I got my first vehicle, a moped in 1987. Today I ride a scooter. I still don’t have a car, because we don’t need one for our lifestyle. Also, we live within walking distance of everything we need. There’s public transport for longer distances.
There was no computer and therefore no email until I bought my own computer in 2001. We used it sparingly because dial-up internet was exorbitant. It is great to have email / social media and all the other stuff that makes the world such a small place where everything seems so easy to access.
But in spite of technology, we still enjoy writing letters and sending greeting cards. I’d rather pick up the phone and talk than email or IM. There’s nothing like meeting friends face to face, giving a real hug, and seeing someone’s face light up with a smile. And that is why I value relationships and strongly believe that people will always rule over technology, no matter what.
I love that the internet lets us make so many connections and meet people we could never dream of meeting otherwise; yet, I don’t think I’ll miss Facebook or Twitter if they closed down tomorrow. I still don’t use my smartphone to check email or do any of those clever things it is capable of.
Maybe it is because I grew up without a lot of things we take for granted now. Maybe it is because my Grandmother was thrifty and believed in the waste-not want-not policy.
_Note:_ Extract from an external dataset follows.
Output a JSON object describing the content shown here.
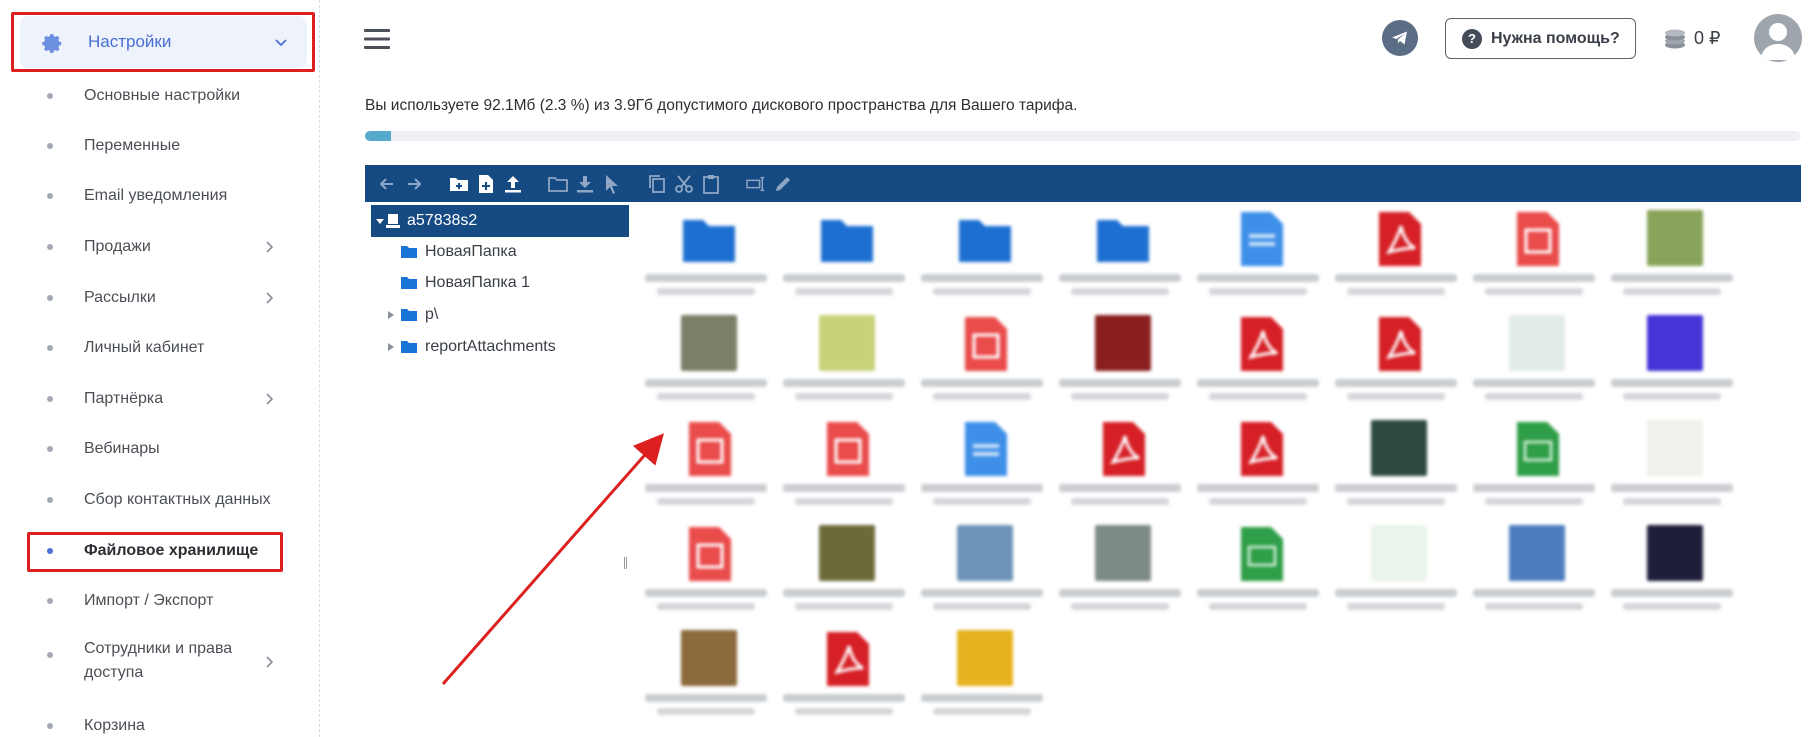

Maybe it is because we believed we should only accumulate what we “need” and not what we “would like” or “covet”. Or maybe because my Mom taught me, by example, that people are our priority.
Or maybe I am just old-fashioned.
I am working on simplifying my life.
Because finally, when we go, we take nothing with us except feelings.
I am counting my treasures and blessings in the form of friends, relationships and family.